But further incentives are leading to increasing harvests and emissions, and pressure on forests in Europe and further afield, warned FERN, an NGO that keeps track of the European Union’s involvement in forest policy.
“With tonight’s vote, the Environment Committee has made the unthinkable possible, namely to weaken the Commission’s proposal on a sustainable use of forest biomass,” FERN said. “This approach will still allow Member States to burn whole trees in old converted coal-fired power stations”.
The paper industry was equally furious, denouncing a vote that “seriously jeopardises Europe’s bioeconomy by encouraging the mass conversion to biomass by low-efficiency coal power plants.”
“The European bioeconomy deserves much better than turning wood into megawatts,” said Sylvain Lhôte, Director General of the Confederation of European Paper Industries (CEPI).
Burning wood for electricity
The EU’s renewable energy policy has attracted growing opposition from NGOs and scientists who expressed “grave concern” over the scientific basis of encouraging the use of biomass in electricity production.
In the firing line of NGOs is Drax, the largest power station in the UK, which has partially converted from coal to biomass. Drax uses wood pellets imported from the US but claims they are sustainably sourced.
“Having just spent time in the United States looking at the supply chain in wood pellets for Drax, I believe it to be a rational energy choice, so long as basic sustainability conditions are met,” said Tony Juniper, a former executive director of Friends of the Earth, who is advising Drax on its sustainability strategy.
In the US, although harvesting increased by 57% over the last 60 years, investment in sustainable forest management has led to a 112% increase in forest growth over the same period, Drax argued.
“Because of healthy markets for wood products like pellets, the area of forest in the US remained largely the same but the amount of stored carbon in the standing trees increased by 108% over this period,” said Dr Rebecca Heaton, a forester by training and Head of Sustainability and Policy at Drax Power.
“Healthy wood markets encourage responsible forest management, which leads to better quality trees and more carbon stored in the forest and in solid wood products,” Heaton argued.
But environmental activists are having none of it.
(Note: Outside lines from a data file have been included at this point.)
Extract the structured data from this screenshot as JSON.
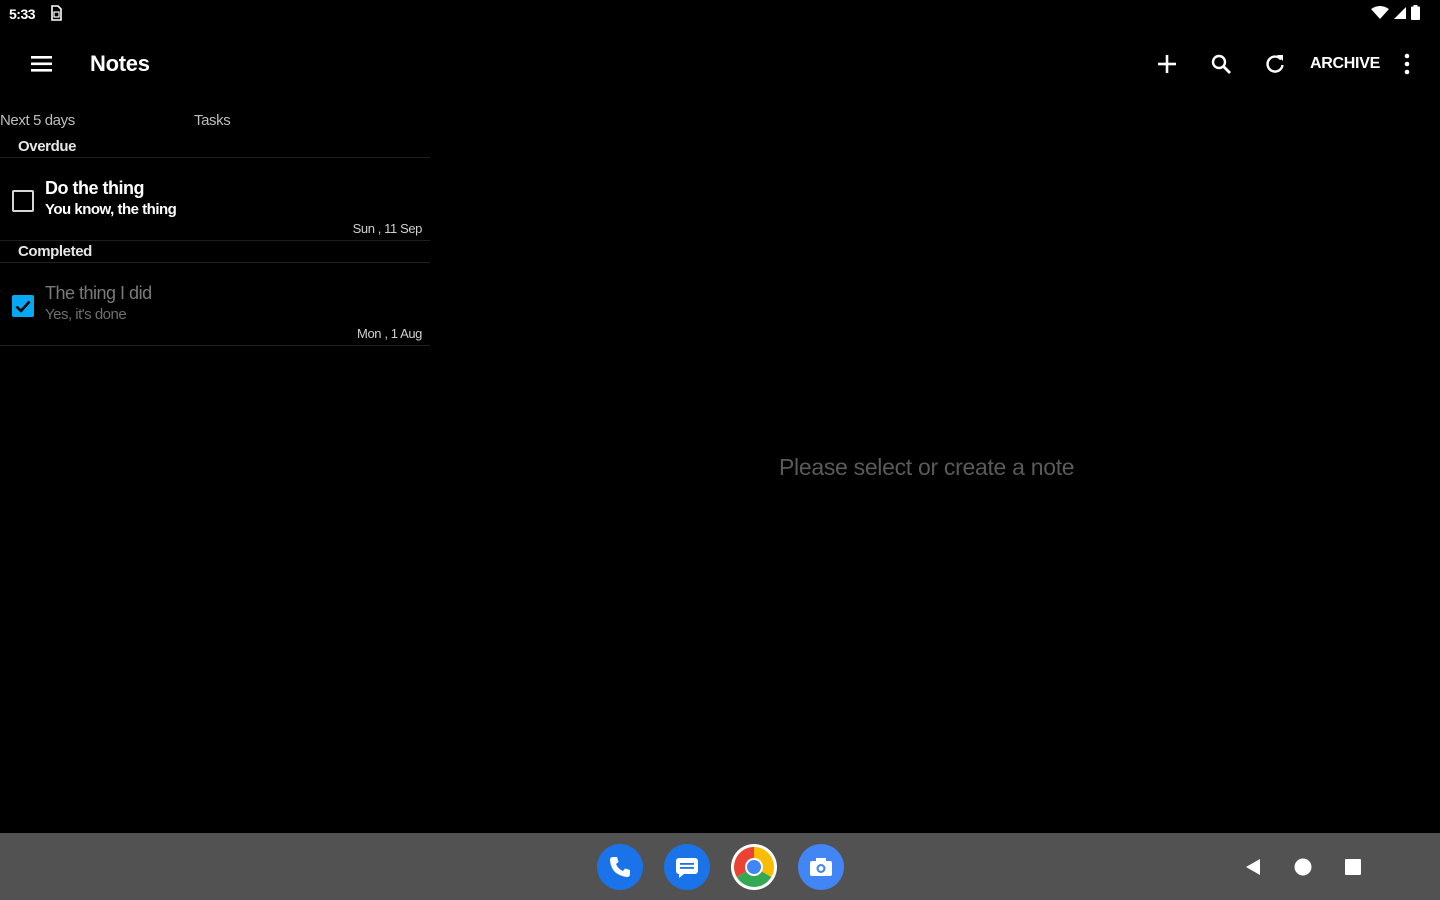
{
  "status_bar": {
    "time": "5:33",
    "icons": [
      "sim-card-icon",
      "wifi-icon",
      "cellular-signal-icon",
      "battery-icon"
    ]
  },
  "toolbar": {
    "menu_icon": "hamburger-menu-icon",
    "title": "Notes",
    "add_icon": "plus-icon",
    "search_icon": "search-icon",
    "sync_icon": "refresh-icon",
    "archive_label": "ARCHIVE",
    "more_icon": "more-vertical-icon"
  },
  "tabs": [
    {
      "label": "Next 5 days"
    },
    {
      "label": "Tasks"
    }
  ],
  "sections": [
    {
      "header": "Overdue",
      "items": [
        {
          "title": "Do the thing",
          "subtitle": "You know, the thing",
          "date": "Sun , 11 Sep",
          "checked": false
        }
      ]
    },
    {
      "header": "Completed",
      "items": [
        {
          "title": "The thing I did",
          "subtitle": "Yes, it's done",
          "date": "Mon , 1 Aug",
          "checked": true
        }
      ]
    }
  ],
  "detail": {
    "placeholder": "Please select or create a note"
  },
  "nav_bar": {
    "dock": [
      "phone-icon",
      "messages-icon",
      "chrome-icon",
      "camera-icon"
    ],
    "buttons": [
      "back-icon",
      "home-icon",
      "recents-icon"
    ]
  },
  "colors": {
    "background": "#000000",
    "accent": "#03a9f4",
    "nav_bar": "#525252"
  }
}
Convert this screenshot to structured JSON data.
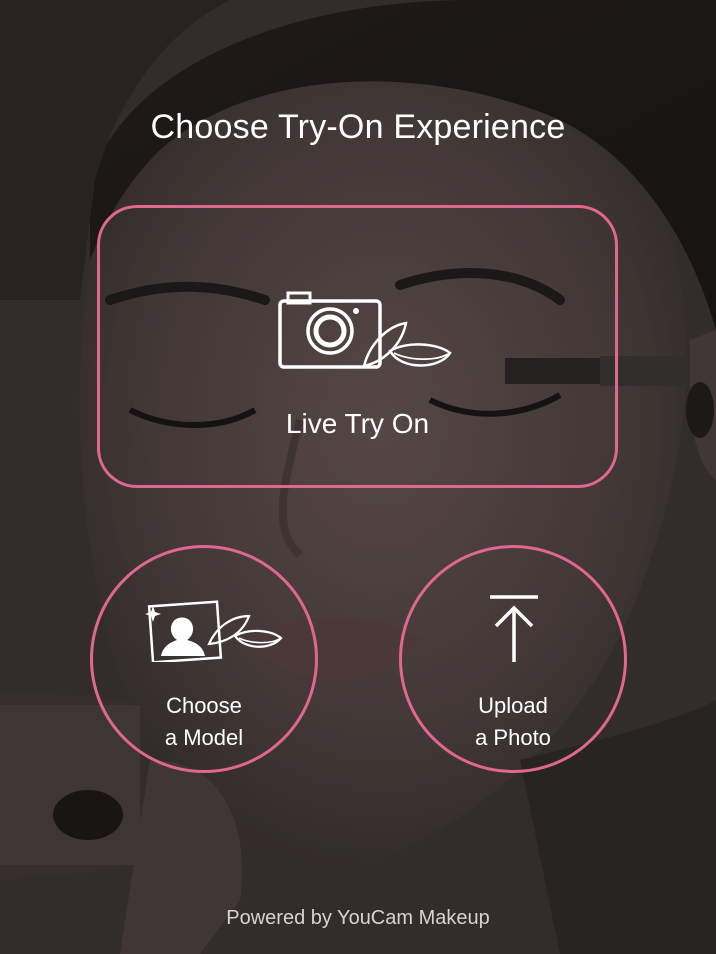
{
  "screen": {
    "title": "Choose Try-On Experience",
    "footer": "Powered by YouCam Makeup"
  },
  "options": {
    "live": {
      "label": "Live Try On",
      "icon": "camera-lens-icon"
    },
    "model": {
      "label_line1": "Choose",
      "label_line2": "a Model",
      "icon": "model-portrait-lens-icon"
    },
    "upload": {
      "label_line1": "Upload",
      "label_line2": "a Photo",
      "icon": "upload-arrow-icon"
    }
  },
  "colors": {
    "accent": "#e0678e",
    "text": "#ffffff",
    "footer_text": "#d8d2d0"
  }
}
“The biomass industry’s spin doctors can pop the champagne this evening,” commented Alex Mason, Senior Renewable Energy Policy Officer at the WWF’s European Policy Office.
“MEPs have decided that the best way to tackle climate change is to burn more trees. If they are not prepared to defend the environment and the climate against corporate interests, or to listen to what virtually the entire scientific establishment is telling them, then it’s not clear why they sit in the ‘Environment’ committee,” Mason said.
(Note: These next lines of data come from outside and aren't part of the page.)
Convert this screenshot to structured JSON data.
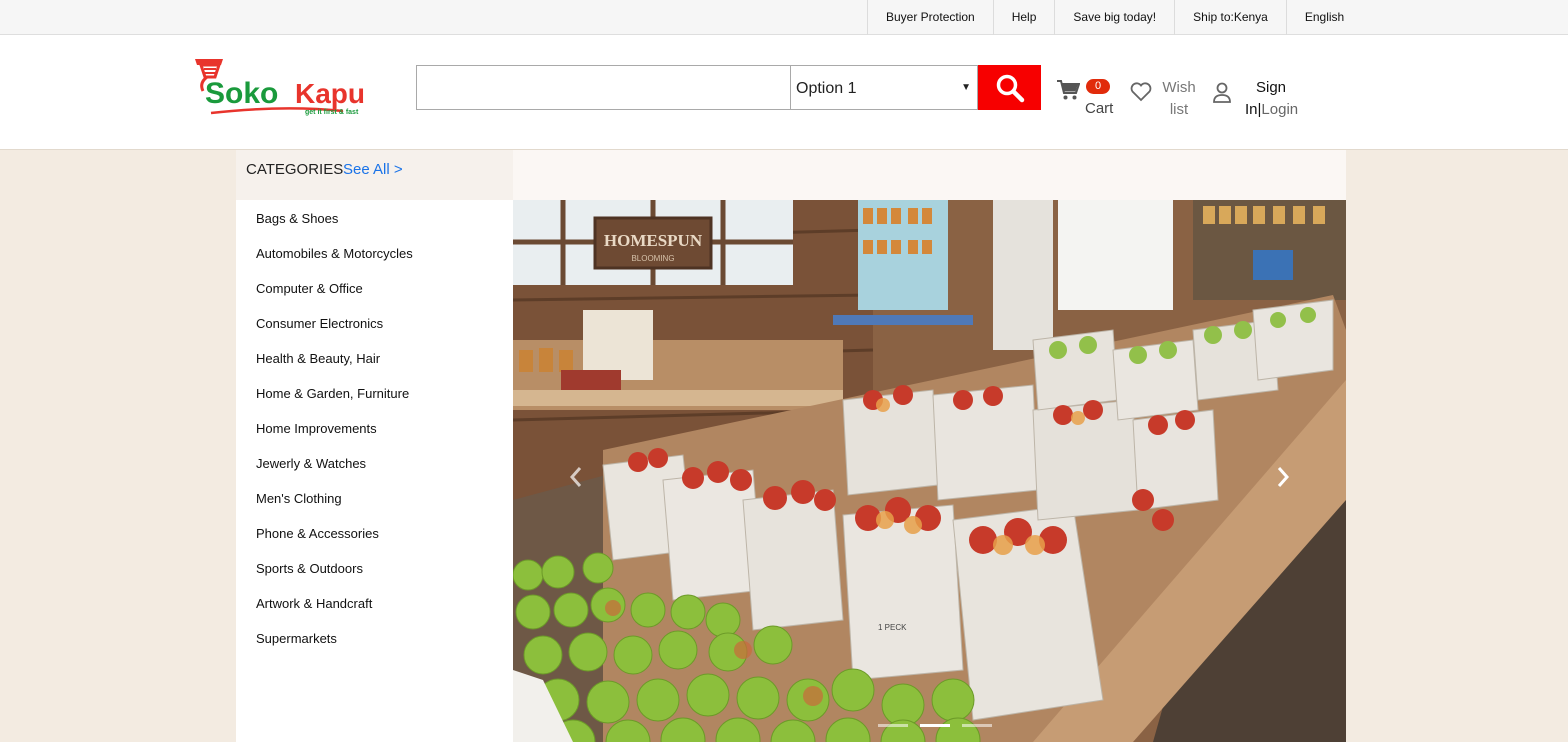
{
  "topbar": {
    "links": [
      "Buyer Protection",
      "Help",
      "Save big today!",
      "Ship to:Kenya",
      "English"
    ]
  },
  "logo": {
    "name_part1": "Soko",
    "name_part2": "Kapu",
    "tagline": "get it first & fast"
  },
  "search": {
    "query": "",
    "category_selected": "Option 1"
  },
  "cart": {
    "count": "0",
    "label": "Cart"
  },
  "wishlist": {
    "label_line1": "Wish",
    "label_line2": "list"
  },
  "account": {
    "sign_line1": "Sign",
    "sign_line2": "In",
    "separator": "|",
    "login": "Login"
  },
  "categories": {
    "title": "CATEGORIES",
    "see_all": "See All >",
    "items": [
      "Bags & Shoes",
      "Automobiles & Motorcycles",
      "Computer & Office",
      "Consumer Electronics",
      "Health & Beauty, Hair",
      "Home & Garden, Furniture",
      "Home Improvements",
      "Jewerly & Watches",
      "Men's Clothing",
      "Phone & Accessories",
      "Sports & Outdoors",
      "Artwork & Handcraft",
      "Supermarkets"
    ]
  },
  "banner": {
    "sign_line1": "HOMESPUN",
    "sign_line2": "BLOOMING",
    "bag_label": "1 PECK",
    "slide_count": 3,
    "active_slide": 2
  },
  "colors": {
    "brand_green": "#1a9a3c",
    "brand_red": "#e8342c",
    "search_button": "#f70000",
    "badge": "#e12b0b",
    "link_blue": "#1a73e8",
    "page_bg": "#f3ebe1"
  }
}
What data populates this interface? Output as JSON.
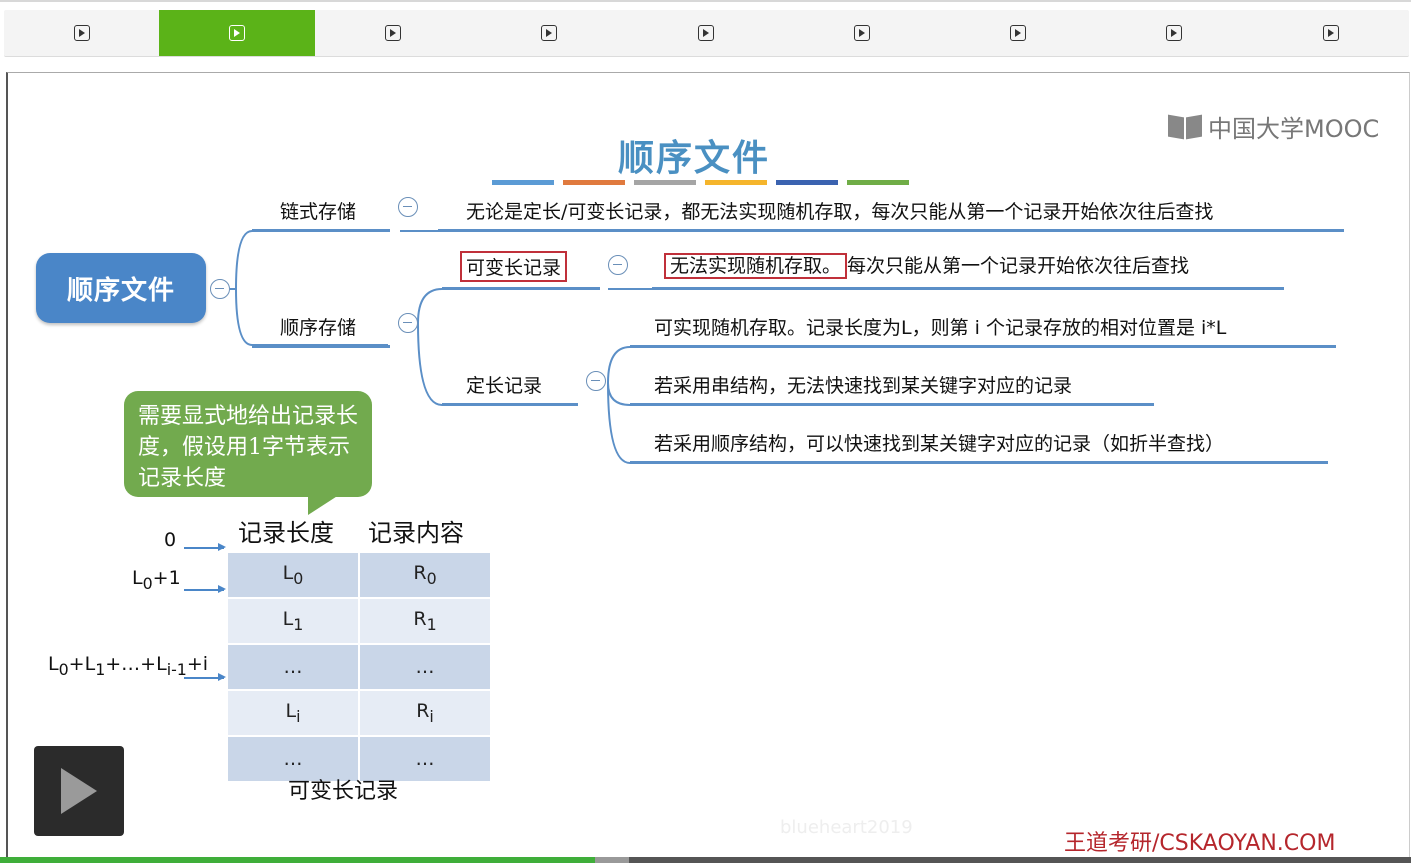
{
  "tabs": {
    "count": 9,
    "active_index": 1
  },
  "logo_text": "中国大学MOOC",
  "slide_title": "顺序文件",
  "title_bar_colors": [
    "#5b9bd5",
    "#e07a3e",
    "#a5a5a5",
    "#f5b52c",
    "#3b63b0",
    "#70ad47"
  ],
  "mindmap": {
    "root": "顺序文件",
    "chain_storage": "链式存储",
    "chain_desc": "无论是定长/可变长记录，都无法实现随机存取，每次只能从第一个记录开始依次往后查找",
    "seq_storage": "顺序存储",
    "variable_record": "可变长记录",
    "variable_desc_boxed": "无法实现随机存取。",
    "variable_desc_rest": "每次只能从第一个记录开始依次往后查找",
    "fixed_record": "定长记录",
    "fixed_desc_1": "可实现随机存取。记录长度为L，则第 i 个记录存放的相对位置是 i*L",
    "fixed_desc_2": "若采用串结构，无法快速找到某关键字对应的记录",
    "fixed_desc_3": "若采用顺序结构，可以快速找到某关键字对应的记录（如折半查找）"
  },
  "callout_text": "需要显式地给出记录长度，假设用1字节表示记录长度",
  "table": {
    "header_length": "记录长度",
    "header_content": "记录内容",
    "offsets": {
      "o0": "0",
      "o1": "L",
      "o1_sub": "0",
      "o1_tail": "+1"
    },
    "caption": "可变长记录"
  },
  "watermark": "blueheart2019",
  "brand": "王道考研/CSKAOYAN.COM",
  "player": {
    "progress_fraction": 0.422,
    "buffered_fraction": 0.446
  }
}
In an opinion piece for EURACTIV, a group of scientists have warned that increased harvesting of wood “have a negative impact on the climate because the standing forest carbon stock is immediately reduced when the forest is harvested”.
Besides, they argue that “it may take decades to centuries until the former level of the carbon stock is restored by regrowth” even though the forest may be seen as being managed “sustainably”.
“About 60% of the wood in Europe is used for (short-lived) energy and pulp, where much of the carbon is released immediately,” the scientists wrote, warning that “harvesting also leads to other greenhouse gas emissions, and influences the climate via biophysical processes”.
According to WWF, harvesting tree trunks and stumps for energy and burning them at industrial scale is “completely counterproductive as a way of tackling climate change”, although it has been growing rapidly since the EU first introduced its Renewable Energy Directive in 2009.
“The only hope now is that the Parliament as a whole overrides this dangerous result when they vote in plenary next year,” Mason added.
“Either way this issue isn’t going away because the science is very clear. It’s just a question of how much more forest is burnt before the EU does a u-turn”.